* PROMPT:
Which lines of the entries below hold the word "JSON"? Report each of them.
- - - - -
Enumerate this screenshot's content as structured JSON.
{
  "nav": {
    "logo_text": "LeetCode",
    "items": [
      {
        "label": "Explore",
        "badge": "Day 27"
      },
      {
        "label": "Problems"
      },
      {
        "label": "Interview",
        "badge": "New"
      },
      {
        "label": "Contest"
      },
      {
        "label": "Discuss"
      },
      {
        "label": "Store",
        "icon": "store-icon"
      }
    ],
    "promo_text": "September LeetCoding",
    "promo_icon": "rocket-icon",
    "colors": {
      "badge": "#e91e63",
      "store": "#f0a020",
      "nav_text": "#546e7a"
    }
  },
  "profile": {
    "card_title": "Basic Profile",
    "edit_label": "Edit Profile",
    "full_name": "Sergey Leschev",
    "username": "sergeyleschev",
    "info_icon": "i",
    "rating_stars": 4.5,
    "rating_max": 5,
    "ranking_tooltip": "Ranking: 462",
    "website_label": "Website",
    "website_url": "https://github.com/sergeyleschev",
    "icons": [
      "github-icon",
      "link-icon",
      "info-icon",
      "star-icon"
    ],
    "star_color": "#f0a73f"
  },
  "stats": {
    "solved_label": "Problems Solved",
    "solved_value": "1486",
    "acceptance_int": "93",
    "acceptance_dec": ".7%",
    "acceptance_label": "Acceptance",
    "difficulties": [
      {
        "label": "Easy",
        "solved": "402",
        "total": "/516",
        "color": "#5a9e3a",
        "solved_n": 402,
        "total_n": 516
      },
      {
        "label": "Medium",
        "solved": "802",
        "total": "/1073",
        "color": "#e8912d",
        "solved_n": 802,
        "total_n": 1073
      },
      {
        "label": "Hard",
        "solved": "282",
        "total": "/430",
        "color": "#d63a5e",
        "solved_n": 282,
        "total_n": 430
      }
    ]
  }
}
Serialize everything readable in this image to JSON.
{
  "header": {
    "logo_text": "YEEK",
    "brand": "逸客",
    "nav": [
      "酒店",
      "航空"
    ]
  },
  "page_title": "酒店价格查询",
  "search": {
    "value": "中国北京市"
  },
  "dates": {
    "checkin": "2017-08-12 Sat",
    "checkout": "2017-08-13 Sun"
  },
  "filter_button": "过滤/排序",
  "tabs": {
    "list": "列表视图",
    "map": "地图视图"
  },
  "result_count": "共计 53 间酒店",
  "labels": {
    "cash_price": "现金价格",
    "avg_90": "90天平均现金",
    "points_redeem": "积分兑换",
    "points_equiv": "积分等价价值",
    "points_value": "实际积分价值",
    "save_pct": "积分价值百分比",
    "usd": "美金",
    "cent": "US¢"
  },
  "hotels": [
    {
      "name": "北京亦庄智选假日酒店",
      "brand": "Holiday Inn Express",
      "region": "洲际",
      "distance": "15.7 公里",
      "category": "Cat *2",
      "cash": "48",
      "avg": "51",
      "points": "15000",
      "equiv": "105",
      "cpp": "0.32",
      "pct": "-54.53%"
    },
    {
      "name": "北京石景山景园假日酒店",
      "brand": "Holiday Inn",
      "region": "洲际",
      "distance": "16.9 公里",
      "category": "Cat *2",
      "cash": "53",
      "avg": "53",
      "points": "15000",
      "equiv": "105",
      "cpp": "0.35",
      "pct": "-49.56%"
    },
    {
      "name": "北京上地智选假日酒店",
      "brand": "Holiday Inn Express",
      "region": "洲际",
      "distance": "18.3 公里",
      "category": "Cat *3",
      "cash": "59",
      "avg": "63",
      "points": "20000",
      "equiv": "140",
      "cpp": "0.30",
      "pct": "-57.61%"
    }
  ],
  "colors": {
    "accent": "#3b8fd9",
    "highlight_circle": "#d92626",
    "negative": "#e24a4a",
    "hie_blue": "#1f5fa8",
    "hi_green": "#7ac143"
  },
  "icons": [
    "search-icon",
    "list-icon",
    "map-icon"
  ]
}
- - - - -
* EXERCISE RESULT:
Enumerate this screenshot's content as structured JSON.
Serialize everything readable in this image to JSON.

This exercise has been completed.